Billions of dollars are flying around
By Mo Hussain, Sports Reporter
It will be interesting to see whether the NFL remains broadcasting many of its games on cable TV, or if digital streaming will have a much bigger and more lucrative presence this time around.
With the NHL recently agreeing to a multi-year deal with ESPN to broadcast its games starting next season, it’s time to look back at some of the most lucrative sports TV deals in recent memory:
National Collegiate Athletic Association (NCAA): $19.6 billion
While the debate around whether the NCAA should pay its players continues to be a hot topic of discussion in North America, there’s certainly no debate as to whether to NCAA is generating a lot of money. The NCAA initially agreed to a fourteen year deal worth $10.8 billion with CBS and Turner Sports to broadcast men’s basketball games in 2010. The two parties then reached another agreement close to the middle of their existing deal in 2016 when they agreed to an eight year $8.8 billion extension.
National Basketball Association (NBA): $24 billion
As many can tell by now, the sport of basketball is a big money maker. In 2014, the NBA agreed to a massive nine-year and $24-billion deal with ESPN and TNT to broadcast its games. The deal had a massive impact on the NBA’s salary cap; the cap went from $70,000,000 to $94,143,000 once the deal was in effect.
National Football League (NFL): $27 billion
Although basketball is no joke when it comes to making money, it would only make sense that the highest revenue sports league in the world has the highest paying TV deals. In 2011, the NFL agreed to a nine-year contract extension with FOX, NBC, and CBS to broadcast its games. This, in addition to other agreements, made the NFL’s cumulative TV deals worth $27 billion. The deal kicked off in 2013 and is coming up in 2022.
The NFL is currently in talks to reportedly finalize another deal relatively soon. It will be interesting to see whether the NFL remains broadcasting many of its games on cable TV, or if digital streaming will have a much bigger and more lucrative presence this time around.
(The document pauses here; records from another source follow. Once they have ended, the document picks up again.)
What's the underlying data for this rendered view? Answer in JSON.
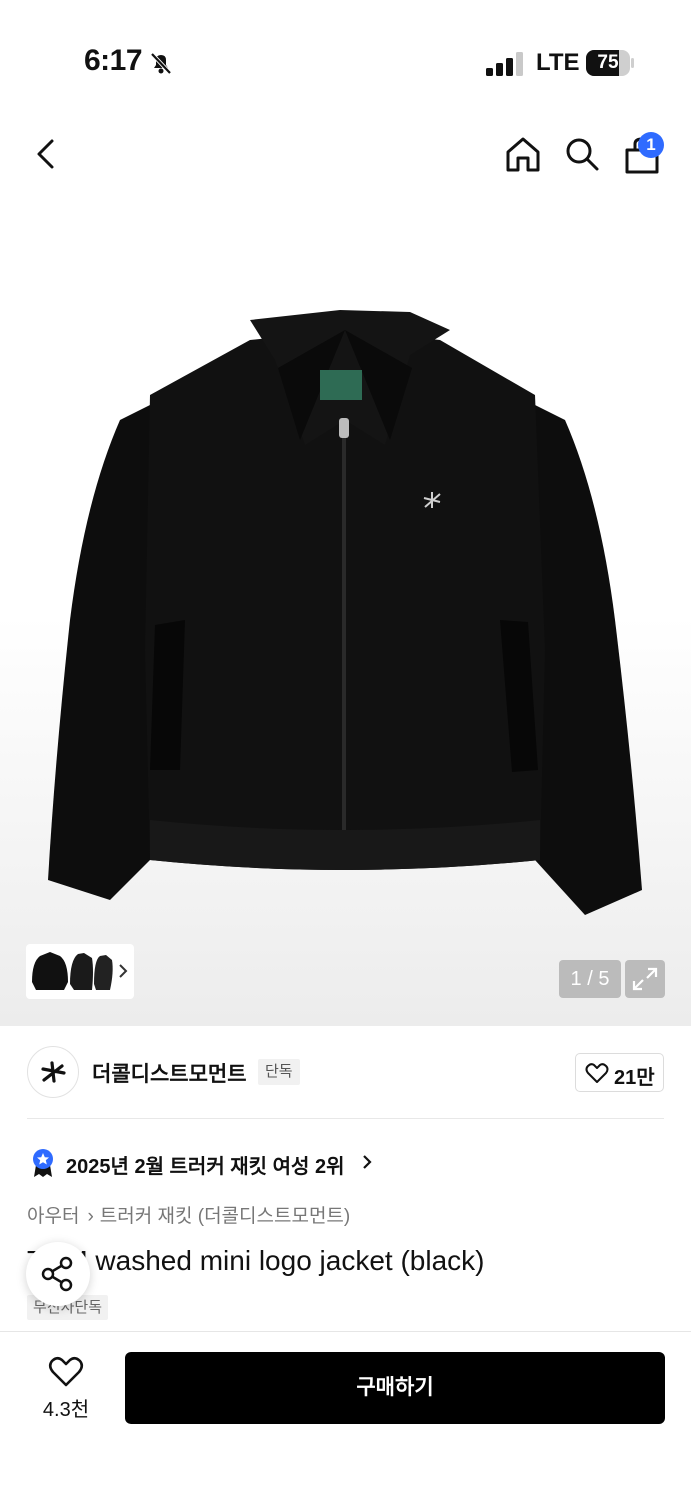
{
  "status_bar": {
    "time": "6:17",
    "network": "LTE",
    "battery_level": "75",
    "battery_fraction": 0.75
  },
  "nav": {
    "cart_count": "1",
    "icons": [
      "back-icon",
      "home-icon",
      "search-icon",
      "cart-icon"
    ]
  },
  "gallery": {
    "current": "1",
    "separator": "/",
    "total": "5"
  },
  "brand": {
    "name": "더콜디스트모먼트",
    "tag": "단독",
    "likes": "21만"
  },
  "ranking": {
    "text": "2025년 2월 트러커 재킷 여성 2위"
  },
  "breadcrumb": {
    "category": "아우터",
    "subcategory": "트러커 재킷 (더콜디스트모먼트)"
  },
  "product": {
    "title": "TCM washed mini logo jacket (black)",
    "exclusive_tag": "무신사단독"
  },
  "bottom_bar": {
    "like_count": "4.3천",
    "buy_label": "구매하기"
  },
  "colors": {
    "accent": "#2f6bff",
    "buy_button": "#000000"
  }
}
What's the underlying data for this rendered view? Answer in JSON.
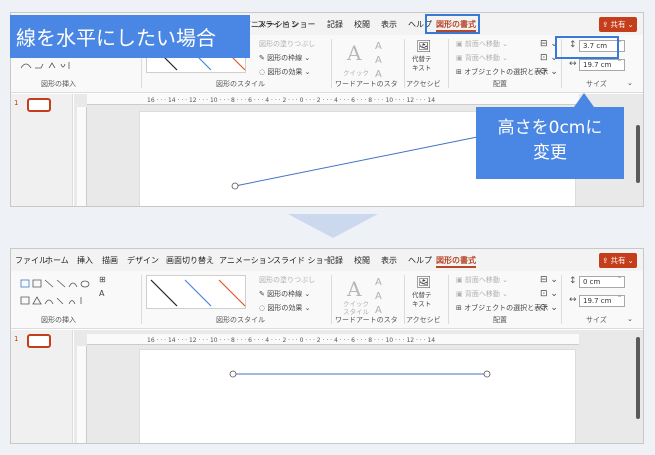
{
  "tabs": [
    "ファイル",
    "ホーム",
    "挿入",
    "描画",
    "デザイン",
    "画面切り替え",
    "アニメーション",
    "スライド ショー",
    "記録",
    "校閲",
    "表示",
    "ヘルプ",
    "図形の書式"
  ],
  "share_label": "共有",
  "ribbon": {
    "groups": [
      "図形の挿入",
      "図形のスタイル",
      "ワードアートのスタ",
      "アクセシビ",
      "配置",
      "サイズ"
    ],
    "fill_label": "図形の塗りつぶし",
    "outline_label": "図形の枠線",
    "effect_label": "図形の効果",
    "quick_style_label": "クイック\nスタイル",
    "alt_text_label": "代替テ\nキスト",
    "bring_forward": "前面へ移動",
    "send_backward": "背面へ移動",
    "selection_pane": "オブジェクトの選択と表示"
  },
  "before": {
    "height": "3.7 cm",
    "width": "19.7 cm"
  },
  "after": {
    "height": "0 cm",
    "width": "19.7 cm"
  },
  "callouts": {
    "title": "線を水平にしたい場合",
    "instruction": "高さを0cmに\n変更"
  },
  "ruler_numbers": [
    "16",
    "14",
    "12",
    "10",
    "8",
    "6",
    "4",
    "2",
    "0",
    "2",
    "4",
    "6",
    "8",
    "10",
    "12",
    "14",
    "16"
  ],
  "slide_number": "1",
  "colors": {
    "accent": "#b7472a",
    "callout": "#4a86e3",
    "line": "#4472c4"
  }
}
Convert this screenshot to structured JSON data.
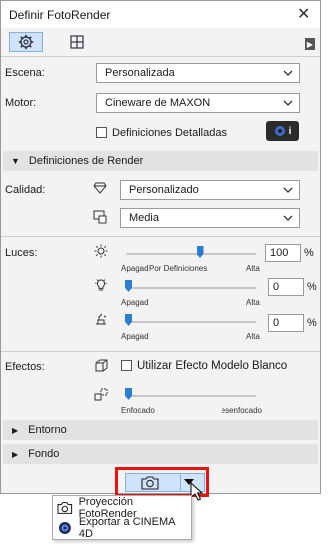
{
  "window": {
    "title": "Definir FotoRender"
  },
  "tabs": [
    {
      "icon": "gear-icon"
    },
    {
      "icon": "grid-icon"
    }
  ],
  "scene": {
    "label": "Escena:",
    "value": "Personalizada"
  },
  "engine": {
    "label": "Motor:",
    "value": "Cineware de MAXON"
  },
  "detailed": {
    "label": "Definiciones Detalladas",
    "checked": false,
    "info_label": "i"
  },
  "render_settings": {
    "title": "Definiciones de Render",
    "expanded": true
  },
  "quality": {
    "label": "Calidad:",
    "value1": "Personalizado",
    "value2": "Media"
  },
  "lights": {
    "label": "Luces:",
    "sliders": [
      {
        "value": "100",
        "unit": "%",
        "level": 0.55,
        "left": "Apagad",
        "mid": "Por Definiciones",
        "right": "Alta"
      },
      {
        "value": "0",
        "unit": "%",
        "level": 0.0,
        "left": "Apagad",
        "right": "Alta"
      },
      {
        "value": "0",
        "unit": "%",
        "level": 0.0,
        "left": "Apagad",
        "right": "Alta"
      }
    ]
  },
  "effects": {
    "label": "Efectos:",
    "white_model_label": "Utilizar Efecto Modelo Blanco",
    "white_model_checked": false,
    "slider": {
      "level": 0.0,
      "left": "Enfocado",
      "right": "Desenfocado"
    }
  },
  "sections": {
    "environment": "Entorno",
    "background": "Fondo"
  },
  "menu": {
    "items": [
      "Proyección FotoRender",
      "Exportar a CINEMA 4D"
    ]
  },
  "colors": {
    "accent": "#2a7fd4",
    "highlight": "#cfe3fa",
    "annotation": "#ee1111"
  }
}
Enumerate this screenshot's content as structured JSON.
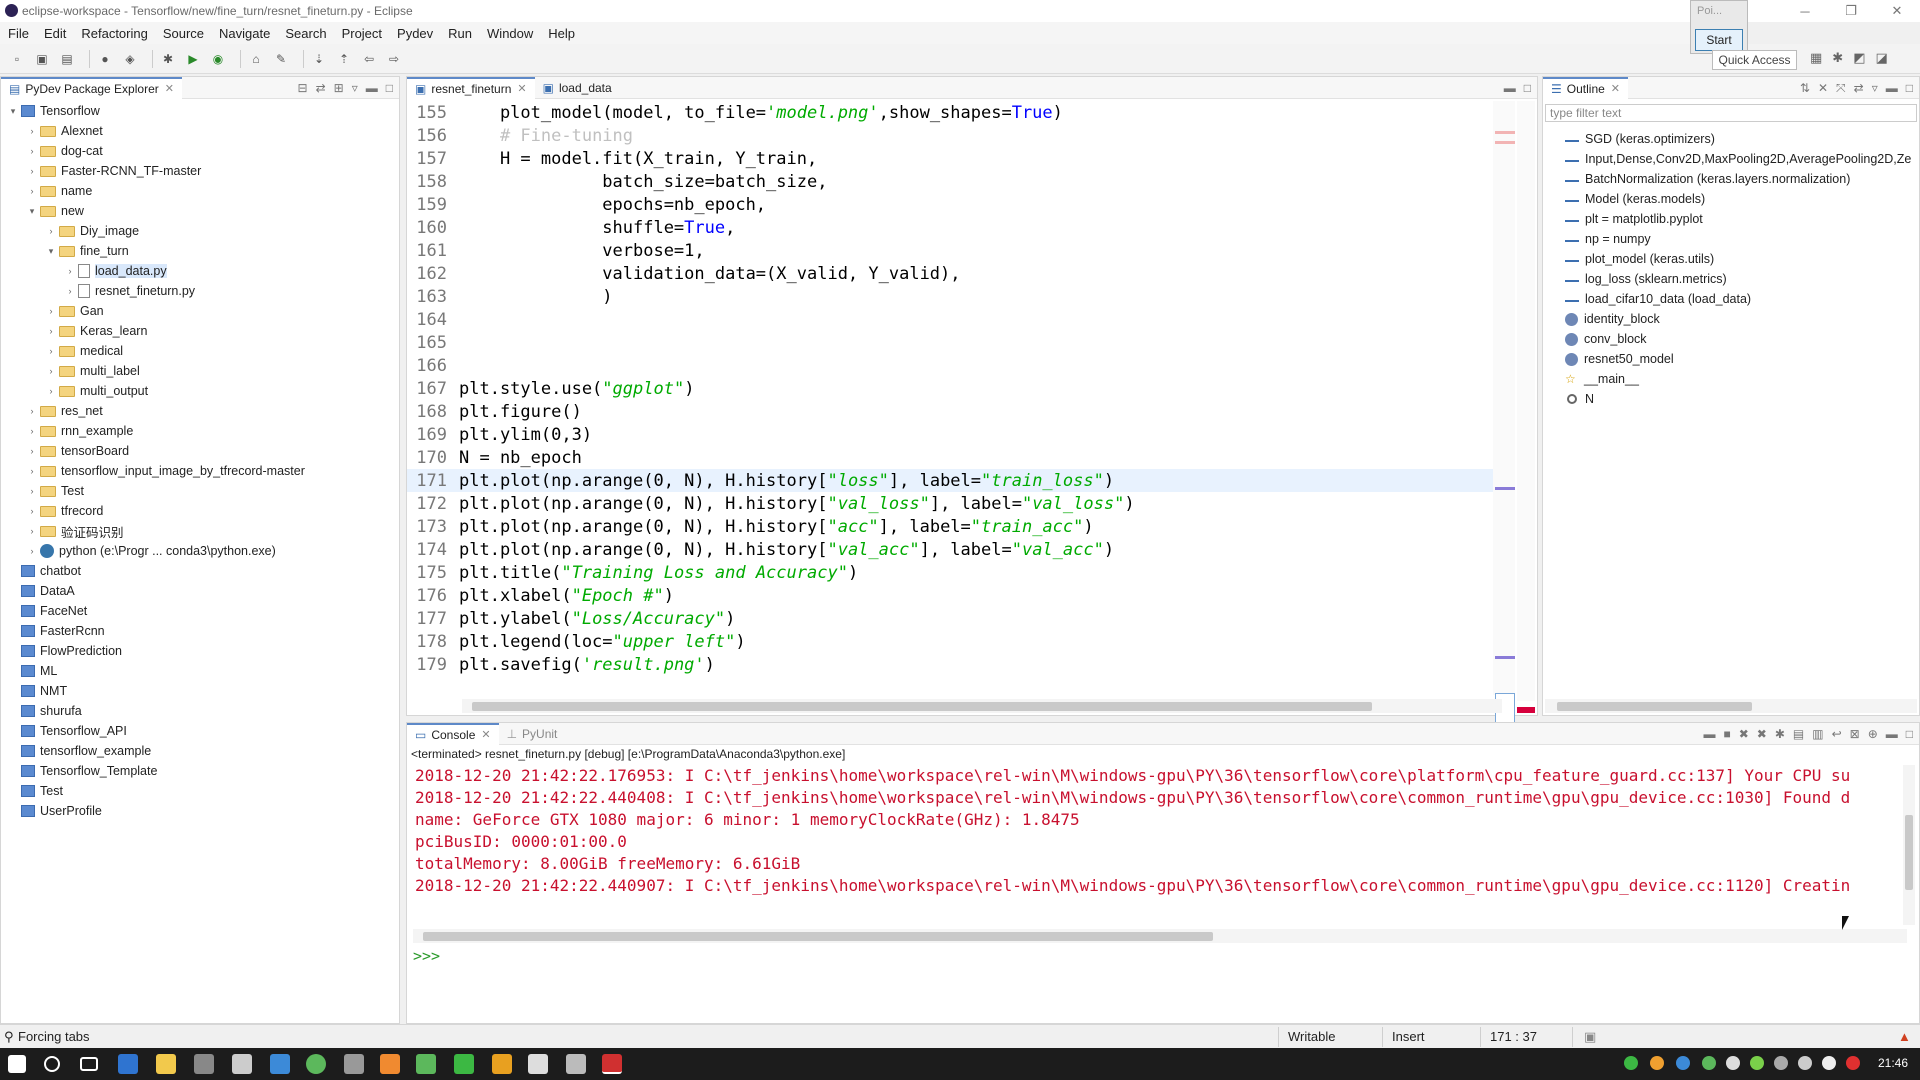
{
  "window": {
    "title": "eclipse-workspace - Tensorflow/new/fine_turn/resnet_fineturn.py - Eclipse"
  },
  "menu": [
    "File",
    "Edit",
    "Refactoring",
    "Source",
    "Navigate",
    "Search",
    "Project",
    "Pydev",
    "Run",
    "Window",
    "Help"
  ],
  "popup": {
    "label": "Poi...",
    "start_button": "Start"
  },
  "quick_access": "Quick Access",
  "explorer": {
    "title": "PyDev Package Explorer",
    "items": [
      {
        "label": "Tensorflow",
        "depth": 0,
        "kind": "project",
        "arrow": "▾"
      },
      {
        "label": "Alexnet",
        "depth": 1,
        "kind": "folder",
        "arrow": "›"
      },
      {
        "label": "dog-cat",
        "depth": 1,
        "kind": "folder",
        "arrow": "›"
      },
      {
        "label": "Faster-RCNN_TF-master",
        "depth": 1,
        "kind": "folder",
        "arrow": "›"
      },
      {
        "label": "name",
        "depth": 1,
        "kind": "folder",
        "arrow": "›"
      },
      {
        "label": "new",
        "depth": 1,
        "kind": "folder",
        "arrow": "▾"
      },
      {
        "label": "Diy_image",
        "depth": 2,
        "kind": "folder",
        "arrow": "›"
      },
      {
        "label": "fine_turn",
        "depth": 2,
        "kind": "folder",
        "arrow": "▾"
      },
      {
        "label": "load_data.py",
        "depth": 3,
        "kind": "file",
        "arrow": "›"
      },
      {
        "label": "resnet_fineturn.py",
        "depth": 3,
        "kind": "file",
        "arrow": "›"
      },
      {
        "label": "Gan",
        "depth": 2,
        "kind": "folder",
        "arrow": "›"
      },
      {
        "label": "Keras_learn",
        "depth": 2,
        "kind": "folder",
        "arrow": "›"
      },
      {
        "label": "medical",
        "depth": 2,
        "kind": "folder",
        "arrow": "›"
      },
      {
        "label": "multi_label",
        "depth": 2,
        "kind": "folder",
        "arrow": "›"
      },
      {
        "label": "multi_output",
        "depth": 2,
        "kind": "folder",
        "arrow": "›"
      },
      {
        "label": "res_net",
        "depth": 1,
        "kind": "folder",
        "arrow": "›"
      },
      {
        "label": "rnn_example",
        "depth": 1,
        "kind": "folder",
        "arrow": "›"
      },
      {
        "label": "tensorBoard",
        "depth": 1,
        "kind": "folder",
        "arrow": "›"
      },
      {
        "label": "tensorflow_input_image_by_tfrecord-master",
        "depth": 1,
        "kind": "folder",
        "arrow": "›"
      },
      {
        "label": "Test",
        "depth": 1,
        "kind": "folder",
        "arrow": "›"
      },
      {
        "label": "tfrecord",
        "depth": 1,
        "kind": "folder",
        "arrow": "›"
      },
      {
        "label": "验证码识别",
        "depth": 1,
        "kind": "folder",
        "arrow": "›"
      },
      {
        "label": "python   (e:\\Progr ... conda3\\python.exe)",
        "depth": 1,
        "kind": "interp",
        "arrow": "›"
      },
      {
        "label": "chatbot",
        "depth": 0,
        "kind": "project",
        "arrow": ""
      },
      {
        "label": "DataA",
        "depth": 0,
        "kind": "project",
        "arrow": ""
      },
      {
        "label": "FaceNet",
        "depth": 0,
        "kind": "project",
        "arrow": ""
      },
      {
        "label": "FasterRcnn",
        "depth": 0,
        "kind": "project",
        "arrow": ""
      },
      {
        "label": "FlowPrediction",
        "depth": 0,
        "kind": "project",
        "arrow": ""
      },
      {
        "label": "ML",
        "depth": 0,
        "kind": "project",
        "arrow": ""
      },
      {
        "label": "NMT",
        "depth": 0,
        "kind": "project",
        "arrow": ""
      },
      {
        "label": "shurufa",
        "depth": 0,
        "kind": "project",
        "arrow": ""
      },
      {
        "label": "Tensorflow_API",
        "depth": 0,
        "kind": "project",
        "arrow": ""
      },
      {
        "label": "tensorflow_example",
        "depth": 0,
        "kind": "project",
        "arrow": ""
      },
      {
        "label": "Tensorflow_Template",
        "depth": 0,
        "kind": "project",
        "arrow": ""
      },
      {
        "label": "Test",
        "depth": 0,
        "kind": "project",
        "arrow": ""
      },
      {
        "label": "UserProfile",
        "depth": 0,
        "kind": "project",
        "arrow": ""
      }
    ]
  },
  "editor": {
    "tabs": [
      "resnet_fineturn",
      "load_data"
    ],
    "current_line": "171",
    "lines": [
      {
        "n": "155",
        "html": "    plot_model(model, to_file=<span class='s'>'model.png'</span>,show_shapes=<span class='kw'>True</span>)"
      },
      {
        "n": "156",
        "html": "    <span class='cm'># Fine-tuning</span>"
      },
      {
        "n": "157",
        "html": "    H = model.fit(X_train, Y_train,"
      },
      {
        "n": "158",
        "html": "              batch_size=batch_size,"
      },
      {
        "n": "159",
        "html": "              epochs=nb_epoch,"
      },
      {
        "n": "160",
        "html": "              shuffle=<span class='kw'>True</span>,"
      },
      {
        "n": "161",
        "html": "              verbose=1,"
      },
      {
        "n": "162",
        "html": "              validation_data=(X_valid, Y_valid),"
      },
      {
        "n": "163",
        "html": "              )"
      },
      {
        "n": "164",
        "html": ""
      },
      {
        "n": "165",
        "html": ""
      },
      {
        "n": "166",
        "html": ""
      },
      {
        "n": "167",
        "html": "plt.style.use(<span class='s'>\"ggplot\"</span>)"
      },
      {
        "n": "168",
        "html": "plt.figure()"
      },
      {
        "n": "169",
        "html": "plt.ylim(0,3)"
      },
      {
        "n": "170",
        "html": "N = nb_epoch"
      },
      {
        "n": "171",
        "html": "plt.plot(np.arange(0, N), H.history[<span class='s'>\"loss\"</span>], label=<span class='s'>\"train_loss\"</span>)"
      },
      {
        "n": "172",
        "html": "plt.plot(np.arange(0, N), H.history[<span class='s'>\"val_loss\"</span>], label=<span class='s'>\"val_loss\"</span>)"
      },
      {
        "n": "173",
        "html": "plt.plot(np.arange(0, N), H.history[<span class='s'>\"acc\"</span>], label=<span class='s'>\"train_acc\"</span>)"
      },
      {
        "n": "174",
        "html": "plt.plot(np.arange(0, N), H.history[<span class='s'>\"val_acc\"</span>], label=<span class='s'>\"val_acc\"</span>)"
      },
      {
        "n": "175",
        "html": "plt.title(<span class='s'>\"Training Loss and Accuracy\"</span>)"
      },
      {
        "n": "176",
        "html": "plt.xlabel(<span class='s'>\"Epoch #\"</span>)"
      },
      {
        "n": "177",
        "html": "plt.ylabel(<span class='s'>\"Loss/Accuracy\"</span>)"
      },
      {
        "n": "178",
        "html": "plt.legend(loc=<span class='s'>\"upper left\"</span>)"
      },
      {
        "n": "179",
        "html": "plt.savefig(<span class='s'>'result.png'</span>)"
      }
    ]
  },
  "outline": {
    "title": "Outline",
    "filter_placeholder": "type filter text",
    "items": [
      {
        "label": "SGD (keras.optimizers)",
        "kind": "import"
      },
      {
        "label": "Input,Dense,Conv2D,MaxPooling2D,AveragePooling2D,Ze",
        "kind": "import"
      },
      {
        "label": "BatchNormalization (keras.layers.normalization)",
        "kind": "import"
      },
      {
        "label": "Model (keras.models)",
        "kind": "import"
      },
      {
        "label": "plt = matplotlib.pyplot",
        "kind": "import"
      },
      {
        "label": "np = numpy",
        "kind": "import"
      },
      {
        "label": "plot_model (keras.utils)",
        "kind": "import"
      },
      {
        "label": "log_loss (sklearn.metrics)",
        "kind": "import"
      },
      {
        "label": "load_cifar10_data (load_data)",
        "kind": "import"
      },
      {
        "label": "identity_block",
        "kind": "function"
      },
      {
        "label": "conv_block",
        "kind": "function"
      },
      {
        "label": "resnet50_model",
        "kind": "function"
      },
      {
        "label": "__main__",
        "kind": "main"
      },
      {
        "label": "N",
        "kind": "variable"
      }
    ]
  },
  "console": {
    "tabs": [
      "Console",
      "PyUnit"
    ],
    "header": "<terminated> resnet_fineturn.py [debug] [e:\\ProgramData\\Anaconda3\\python.exe]",
    "lines": [
      "2018-12-20 21:42:22.176953: I C:\\tf_jenkins\\home\\workspace\\rel-win\\M\\windows-gpu\\PY\\36\\tensorflow\\core\\platform\\cpu_feature_guard.cc:137] Your CPU su",
      "2018-12-20 21:42:22.440408: I C:\\tf_jenkins\\home\\workspace\\rel-win\\M\\windows-gpu\\PY\\36\\tensorflow\\core\\common_runtime\\gpu\\gpu_device.cc:1030] Found d",
      "name: GeForce GTX 1080 major: 6 minor: 1 memoryClockRate(GHz): 1.8475",
      "pciBusID: 0000:01:00.0",
      "totalMemory: 8.00GiB freeMemory: 6.61GiB",
      "2018-12-20 21:42:22.440907: I C:\\tf_jenkins\\home\\workspace\\rel-win\\M\\windows-gpu\\PY\\36\\tensorflow\\core\\common_runtime\\gpu\\gpu_device.cc:1120] Creatin"
    ],
    "prompt": ">>>"
  },
  "status": {
    "left": "Forcing tabs",
    "writable": "Writable",
    "insert": "Insert",
    "position": "171 : 37"
  },
  "taskbar": {
    "clock": "21:46"
  }
}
Considering the significant decline in TV viewership combined with the increase in online viewership, the amount of lucrative TV deals like the ones mentioned above will likely decrease in the coming years. As it was said with the NFL, it will be interesting to see if one of the major digital streaming giants will pull the trigger on a massive deal to broadcast live sports in the coming years.